WHAT IS REQUIRED: Repeat the listing word for word. No pictures belong in the copy.
━━━━━ PROVIDED ENTRIES ━━━━━
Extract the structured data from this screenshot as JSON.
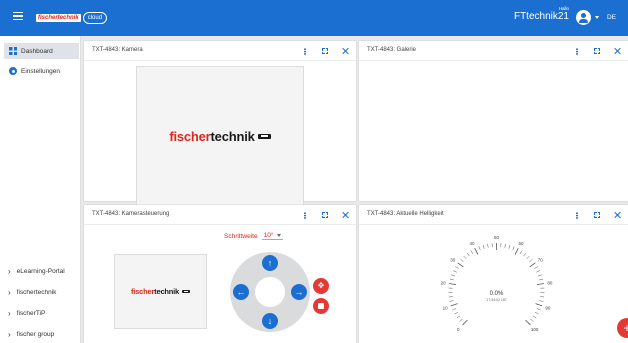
{
  "app": {
    "brand": "fischertechnik",
    "cloud_label": "cloud",
    "greeting": "Hallo",
    "user": "FTtechnik21",
    "language": "DE"
  },
  "sidebar": {
    "items": [
      {
        "label": "Dashboard",
        "icon": "dashboard-icon",
        "active": true
      },
      {
        "label": "Einstellungen",
        "icon": "gear-icon",
        "active": false
      }
    ],
    "links": [
      {
        "label": "eLearning-Portal"
      },
      {
        "label": "fischertechnik"
      },
      {
        "label": "fischerTiP"
      },
      {
        "label": "fischer group"
      }
    ]
  },
  "cards": {
    "camera": {
      "title": "TXT-4843: Kamera",
      "logo_red": "fischer",
      "logo_dark": "technik"
    },
    "gallery": {
      "title": "TXT-4843: Galerie"
    },
    "control": {
      "title": "TXT-4843: Kamerasteuerung",
      "step_label": "Schrittweite",
      "step_value": "10°",
      "logo_red": "fischer",
      "logo_dark": "technik"
    },
    "brightness": {
      "title": "TXT-4843: Aktuelle Helligkeit",
      "value_text": "0.0%",
      "timestamp": "17:34:02 187",
      "ticks": [
        "0",
        "10",
        "20",
        "30",
        "40",
        "50",
        "60",
        "70",
        "80",
        "90",
        "100"
      ]
    }
  },
  "colors": {
    "accent": "#1b6fd1",
    "action_red": "#e53935",
    "brand_red": "#e0231b"
  }
}
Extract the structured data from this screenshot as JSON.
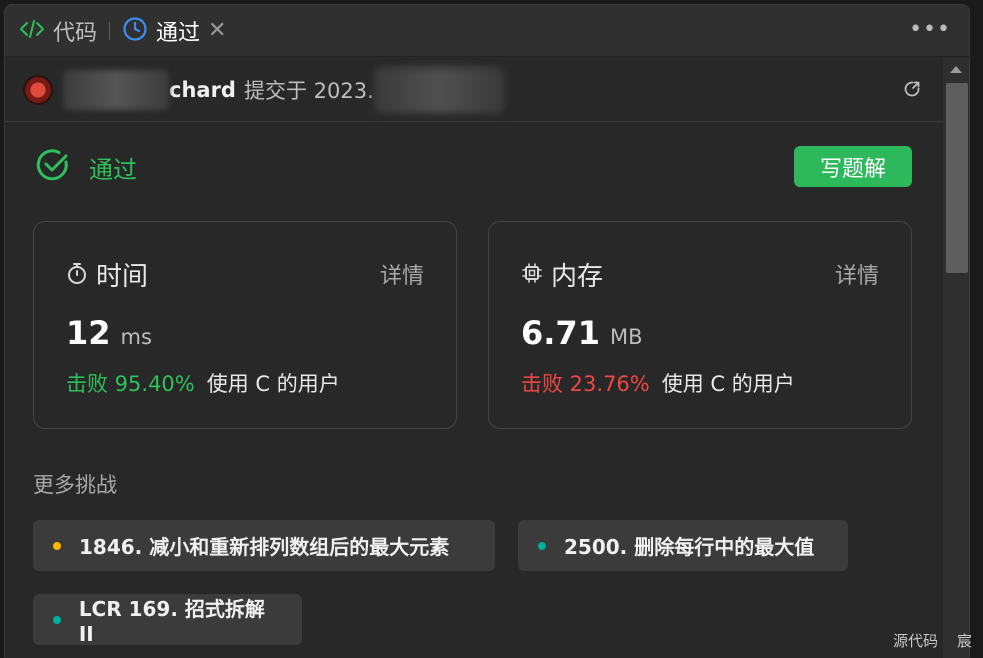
{
  "tabs": {
    "code_label": "代码",
    "pass_label": "通过",
    "close": "✕",
    "more": "•••"
  },
  "submitter": {
    "name_tail": "chard",
    "submit_text": "提交于 2023."
  },
  "status": {
    "label": "通过",
    "write_solution": "写题解"
  },
  "time_card": {
    "title": "时间",
    "detail": "详情",
    "value": "12",
    "unit": "ms",
    "beat": "击败 95.40%",
    "beat_suffix": "使用 C 的用户"
  },
  "memory_card": {
    "title": "内存",
    "detail": "详情",
    "value": "6.71",
    "unit": "MB",
    "beat": "击败 23.76%",
    "beat_suffix": "使用 C 的用户"
  },
  "more": {
    "title": "更多挑战",
    "items": [
      {
        "label": "1846. 减小和重新排列数组后的最大元素",
        "dot_color": "#ffb800"
      },
      {
        "label": "2500. 删除每行中的最大值",
        "dot_color": "#00af9b"
      },
      {
        "label": "LCR 169. 招式拆解 II",
        "dot_color": "#00af9b"
      }
    ]
  },
  "footer": {
    "source_label": "源代码",
    "extra": "宸"
  },
  "colors": {
    "accent_green": "#2ec05a",
    "accent_red": "#ef4743",
    "tab_blue": "#3b8ff0"
  }
}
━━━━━
SOLUTION TO THE EXERCISE:
Extract the structured data from this screenshot as JSON.
{
  "app": {
    "brand": "fischertechnik",
    "cloud_label": "cloud",
    "greeting": "Hallo",
    "user": "FTtechnik21",
    "language": "DE"
  },
  "sidebar": {
    "items": [
      {
        "label": "Dashboard",
        "icon": "dashboard-icon",
        "active": true
      },
      {
        "label": "Einstellungen",
        "icon": "gear-icon",
        "active": false
      }
    ],
    "links": [
      {
        "label": "eLearning-Portal"
      },
      {
        "label": "fischertechnik"
      },
      {
        "label": "fischerTiP"
      },
      {
        "label": "fischer group"
      }
    ]
  },
  "cards": {
    "camera": {
      "title": "TXT-4843: Kamera",
      "logo_red": "fischer",
      "logo_dark": "technik"
    },
    "gallery": {
      "title": "TXT-4843: Galerie"
    },
    "control": {
      "title": "TXT-4843: Kamerasteuerung",
      "step_label": "Schrittweite",
      "step_value": "10°",
      "logo_red": "fischer",
      "logo_dark": "technik"
    },
    "brightness": {
      "title": "TXT-4843: Aktuelle Helligkeit",
      "value_text": "0.0%",
      "timestamp": "17:34:02 187",
      "ticks": [
        "0",
        "10",
        "20",
        "30",
        "40",
        "50",
        "60",
        "70",
        "80",
        "90",
        "100"
      ]
    }
  },
  "colors": {
    "accent": "#1b6fd1",
    "action_red": "#e53935",
    "brand_red": "#e0231b"
  }
}
Extract the structured data from this screenshot as JSON.
{
  "tabs": {
    "code_label": "代码",
    "pass_label": "通过",
    "close": "✕",
    "more": "•••"
  },
  "submitter": {
    "name_tail": "chard",
    "submit_text": "提交于 2023."
  },
  "status": {
    "label": "通过",
    "write_solution": "写题解"
  },
  "time_card": {
    "title": "时间",
    "detail": "详情",
    "value": "12",
    "unit": "ms",
    "beat": "击败 95.40%",
    "beat_suffix": "使用 C 的用户"
  },
  "memory_card": {
    "title": "内存",
    "detail": "详情",
    "value": "6.71",
    "unit": "MB",
    "beat": "击败 23.76%",
    "beat_suffix": "使用 C 的用户"
  },
  "more": {
    "title": "更多挑战",
    "items": [
      {
        "label": "1846. 减小和重新排列数组后的最大元素",
        "dot_color": "#ffb800"
      },
      {
        "label": "2500. 删除每行中的最大值",
        "dot_color": "#00af9b"
      },
      {
        "label": "LCR 169. 招式拆解 II",
        "dot_color": "#00af9b"
      }
    ]
  },
  "footer": {
    "source_label": "源代码",
    "extra": "宸"
  },
  "colors": {
    "accent_green": "#2ec05a",
    "accent_red": "#ef4743",
    "tab_blue": "#3b8ff0"
  }
}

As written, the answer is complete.